The Battle of Cannae, on the other hand, took place in open areas. So how did the defeat come about? The Romans positioned their stronger troops on the same width as the Carthaginians. They did not use their extra men to extend the length of the front or to form a mobile reserve. They staggered the troops deeper. The force of this formation should smash the opponent like a hammer.

Unfortunately, Hannibal foresaw that the Romans would want to use their strength in this clumsy way. He thwarted the success of the Roman tactics with two measures: the troops in the middle of his battle line retreated from the Romans. They took this as a sign of the coming victory and moved on. But while the Carthaginian center gave in, the flanks held firm. Hannibal had positioned his best soldiers there. The Romans marched unsuspectingly into a cauldron.

Then Hannibal's horsemen attacked the Roman cavalry. The Carthaginians were superior on horseback, but cavalry was not actually decisive in the war at that time. But at Cannae they didn't just drive out the Roman cavalry. Then Hannibal's riders turned around and closed the "sack" that contained the Roman legions. These were now pressed together and slaughtered from all sides.

The German Imperial General Staff in particular was obsessed with this battle. Times had changed enormously and could not be compared to the conditions back then. The so-called Schlieffen Plan increased the basic idea of ​​the enclosure to a gigantic level - instead of a field, hundreds of kilometers of land were to be encompassed. The plan was to make a gigantic advance through neutral Belgium along the coast and then encircle Paris and the entire French front.

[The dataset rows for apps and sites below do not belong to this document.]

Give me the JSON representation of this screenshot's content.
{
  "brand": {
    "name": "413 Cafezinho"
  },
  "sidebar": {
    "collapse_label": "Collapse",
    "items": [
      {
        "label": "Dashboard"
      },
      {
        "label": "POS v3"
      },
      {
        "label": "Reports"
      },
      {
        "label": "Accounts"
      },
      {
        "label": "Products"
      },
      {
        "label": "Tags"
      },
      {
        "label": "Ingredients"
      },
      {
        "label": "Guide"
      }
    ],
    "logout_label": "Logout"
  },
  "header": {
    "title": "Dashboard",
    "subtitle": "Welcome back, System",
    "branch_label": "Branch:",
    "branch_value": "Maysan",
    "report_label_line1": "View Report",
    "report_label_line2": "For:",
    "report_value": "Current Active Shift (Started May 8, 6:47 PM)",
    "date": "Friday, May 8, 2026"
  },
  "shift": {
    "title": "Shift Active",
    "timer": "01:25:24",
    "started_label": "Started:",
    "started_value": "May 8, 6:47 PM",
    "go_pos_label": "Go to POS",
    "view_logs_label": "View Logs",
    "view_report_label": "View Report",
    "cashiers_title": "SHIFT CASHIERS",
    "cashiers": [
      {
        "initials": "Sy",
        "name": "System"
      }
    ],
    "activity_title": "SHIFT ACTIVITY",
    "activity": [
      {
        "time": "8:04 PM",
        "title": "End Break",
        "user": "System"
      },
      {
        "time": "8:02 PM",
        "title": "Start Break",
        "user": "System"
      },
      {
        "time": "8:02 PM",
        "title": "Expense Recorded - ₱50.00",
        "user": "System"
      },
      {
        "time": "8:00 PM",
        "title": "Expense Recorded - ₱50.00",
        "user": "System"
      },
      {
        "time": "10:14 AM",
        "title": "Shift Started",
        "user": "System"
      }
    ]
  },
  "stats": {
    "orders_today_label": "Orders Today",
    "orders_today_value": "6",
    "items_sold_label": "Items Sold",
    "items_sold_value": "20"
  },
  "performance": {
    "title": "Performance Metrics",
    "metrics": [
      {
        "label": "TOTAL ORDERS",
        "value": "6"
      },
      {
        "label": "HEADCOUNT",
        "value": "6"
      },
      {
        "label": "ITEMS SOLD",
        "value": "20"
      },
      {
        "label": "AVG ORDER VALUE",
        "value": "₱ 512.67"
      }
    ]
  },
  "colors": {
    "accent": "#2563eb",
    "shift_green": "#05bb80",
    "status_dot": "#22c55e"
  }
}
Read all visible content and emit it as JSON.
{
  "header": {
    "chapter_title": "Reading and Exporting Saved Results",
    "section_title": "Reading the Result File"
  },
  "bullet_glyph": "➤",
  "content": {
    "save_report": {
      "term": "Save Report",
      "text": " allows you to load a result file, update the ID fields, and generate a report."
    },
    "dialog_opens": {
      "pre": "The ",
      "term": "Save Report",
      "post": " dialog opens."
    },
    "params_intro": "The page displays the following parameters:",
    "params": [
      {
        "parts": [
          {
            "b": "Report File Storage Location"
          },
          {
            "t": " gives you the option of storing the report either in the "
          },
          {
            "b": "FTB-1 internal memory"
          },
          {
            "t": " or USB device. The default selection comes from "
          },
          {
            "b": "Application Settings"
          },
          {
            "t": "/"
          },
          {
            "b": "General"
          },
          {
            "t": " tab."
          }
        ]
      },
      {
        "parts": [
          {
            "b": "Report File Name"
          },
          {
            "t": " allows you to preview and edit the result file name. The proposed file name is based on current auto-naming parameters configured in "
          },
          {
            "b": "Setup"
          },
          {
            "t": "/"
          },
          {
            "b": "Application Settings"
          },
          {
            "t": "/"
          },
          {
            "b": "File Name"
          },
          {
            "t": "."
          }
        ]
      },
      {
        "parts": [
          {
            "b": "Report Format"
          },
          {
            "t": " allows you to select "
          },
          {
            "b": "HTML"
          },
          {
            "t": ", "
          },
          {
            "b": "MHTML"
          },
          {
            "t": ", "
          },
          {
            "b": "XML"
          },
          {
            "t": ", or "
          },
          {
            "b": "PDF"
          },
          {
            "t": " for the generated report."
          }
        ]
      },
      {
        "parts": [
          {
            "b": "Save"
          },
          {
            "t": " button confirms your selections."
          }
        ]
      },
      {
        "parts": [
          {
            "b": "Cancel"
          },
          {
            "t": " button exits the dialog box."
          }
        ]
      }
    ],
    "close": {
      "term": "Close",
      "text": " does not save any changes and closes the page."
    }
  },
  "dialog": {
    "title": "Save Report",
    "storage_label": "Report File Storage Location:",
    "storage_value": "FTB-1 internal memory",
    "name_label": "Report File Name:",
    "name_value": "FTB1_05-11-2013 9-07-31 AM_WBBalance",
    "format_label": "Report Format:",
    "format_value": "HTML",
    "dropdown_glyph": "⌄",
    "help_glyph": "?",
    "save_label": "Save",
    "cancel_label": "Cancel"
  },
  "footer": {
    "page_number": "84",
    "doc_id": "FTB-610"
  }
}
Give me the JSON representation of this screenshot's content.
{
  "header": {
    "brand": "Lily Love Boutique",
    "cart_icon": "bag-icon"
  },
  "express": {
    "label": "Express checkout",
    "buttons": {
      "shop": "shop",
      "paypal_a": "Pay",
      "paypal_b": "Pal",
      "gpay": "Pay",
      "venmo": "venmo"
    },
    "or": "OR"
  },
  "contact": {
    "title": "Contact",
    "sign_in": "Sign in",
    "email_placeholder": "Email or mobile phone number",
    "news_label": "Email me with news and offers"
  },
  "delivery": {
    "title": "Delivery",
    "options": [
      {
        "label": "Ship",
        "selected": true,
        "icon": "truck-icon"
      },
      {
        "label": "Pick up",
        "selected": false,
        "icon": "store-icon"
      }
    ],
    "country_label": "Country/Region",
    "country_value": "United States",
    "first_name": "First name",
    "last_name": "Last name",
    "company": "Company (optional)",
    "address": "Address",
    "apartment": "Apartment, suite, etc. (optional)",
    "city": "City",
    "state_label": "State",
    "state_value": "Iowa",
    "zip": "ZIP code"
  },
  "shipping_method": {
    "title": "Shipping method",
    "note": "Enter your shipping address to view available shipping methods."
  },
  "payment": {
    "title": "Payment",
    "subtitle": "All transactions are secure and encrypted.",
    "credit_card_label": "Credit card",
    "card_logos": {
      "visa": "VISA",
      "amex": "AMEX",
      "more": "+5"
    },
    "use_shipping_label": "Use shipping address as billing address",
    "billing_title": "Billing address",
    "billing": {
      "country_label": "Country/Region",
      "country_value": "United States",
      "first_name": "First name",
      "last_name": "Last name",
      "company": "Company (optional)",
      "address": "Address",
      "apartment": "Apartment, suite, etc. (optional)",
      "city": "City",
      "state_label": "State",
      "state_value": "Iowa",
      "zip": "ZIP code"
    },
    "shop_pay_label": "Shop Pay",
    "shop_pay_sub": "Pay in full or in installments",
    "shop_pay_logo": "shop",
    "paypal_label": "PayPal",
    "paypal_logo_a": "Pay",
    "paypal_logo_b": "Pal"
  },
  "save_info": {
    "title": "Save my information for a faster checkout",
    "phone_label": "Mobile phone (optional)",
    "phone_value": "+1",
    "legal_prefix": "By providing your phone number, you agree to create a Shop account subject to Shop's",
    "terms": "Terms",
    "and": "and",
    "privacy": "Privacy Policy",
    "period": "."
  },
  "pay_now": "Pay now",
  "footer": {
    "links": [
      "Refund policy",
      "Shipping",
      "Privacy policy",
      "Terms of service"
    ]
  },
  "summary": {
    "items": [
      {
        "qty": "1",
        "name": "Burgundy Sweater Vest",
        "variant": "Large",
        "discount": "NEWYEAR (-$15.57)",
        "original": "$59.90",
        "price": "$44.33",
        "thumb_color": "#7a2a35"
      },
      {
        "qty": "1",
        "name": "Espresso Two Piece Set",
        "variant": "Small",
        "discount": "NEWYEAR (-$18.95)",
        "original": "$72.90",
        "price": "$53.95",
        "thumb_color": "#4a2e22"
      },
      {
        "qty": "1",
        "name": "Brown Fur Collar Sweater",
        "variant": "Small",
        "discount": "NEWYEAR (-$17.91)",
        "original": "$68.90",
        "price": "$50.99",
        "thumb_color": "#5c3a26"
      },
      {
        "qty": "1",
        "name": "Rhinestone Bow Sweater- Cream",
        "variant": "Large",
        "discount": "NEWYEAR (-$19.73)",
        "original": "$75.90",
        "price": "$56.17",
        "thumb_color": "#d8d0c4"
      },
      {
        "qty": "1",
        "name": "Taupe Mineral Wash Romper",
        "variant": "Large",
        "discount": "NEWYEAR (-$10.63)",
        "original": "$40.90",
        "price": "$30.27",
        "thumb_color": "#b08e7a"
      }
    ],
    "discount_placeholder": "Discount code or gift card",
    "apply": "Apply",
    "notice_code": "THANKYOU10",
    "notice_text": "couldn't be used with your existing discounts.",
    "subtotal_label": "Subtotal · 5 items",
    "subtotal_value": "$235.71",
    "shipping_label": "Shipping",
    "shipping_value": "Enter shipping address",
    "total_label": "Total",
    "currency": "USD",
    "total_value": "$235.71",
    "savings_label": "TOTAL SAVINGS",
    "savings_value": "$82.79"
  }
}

But the German troops did not advance as quickly as Hannibal's horsemen. Although the enemy was initially surprised, he had enough time to block the German advance. The German plan failed by September 1914 at the latest. The general staff was then perplexed and paralyzed. There was no new promising concept. The bold Schlieffen plan was replaced by a blunt counterattack. In all seriousness, the Battle of Verdun was supposed to be a "blood mill" into which both sides had to throw more and more soldiers into it. The calculation: Smaller France would have to give up because it couldn't burn as many soldiers as Germany.

In the military's enthusiasm for the battle of annihilation, one thing was deliberately overlooked: Hannibal was a brilliant strategist - and he was also simply lucky. Contrary to what some military officials later believed, the battle was by no means won with the plan alone. Hannibal set a trap for his opponent and he had to fall into it too.

Some coincidence could have meant that the Roman commanders Paullus and Varro could have seen the planned encirclement coming. More capable generals such as Gaius Julius Caesar, Gnaeus Pompeius Magnus or Lucius Licinius Lucullus would have fended them off anyway. The Roman generals misjudged the actual strength of the legions. The legion could be used differently than the classic phalanx that pushed through the enemy line.

Only about 50 years later, on June 2, 168 BC, the experienced military man Lucius Aemilius Paullus demonstrated what the legions were capable of at Pydna in Greece. If Paullus and Varro had not left their legions standing as a block, but had withdrawn the troops from the center at the decisive moment and at the same time had the deeply echeloned members of his block deployed on both wings, Hannibal's troops would not have been able to surround the Romans. The attack on the sides would have collapsed, after which Hannibal himself would have threatened to encircle his center. Paullus and Varro made poor use of their troops and misjudged the decisive moment of the battle.

The concept of “encompassing battle” became truly significant in the encirclement battles of World War II. The high mobility of motorized and armored units now made it possible to form cauldrons of enormous dimensions.

US General Norman Schwarzkopf specifically cited the Battle of Cannae as a model for his invasion of Iraq in the Second Gulf War.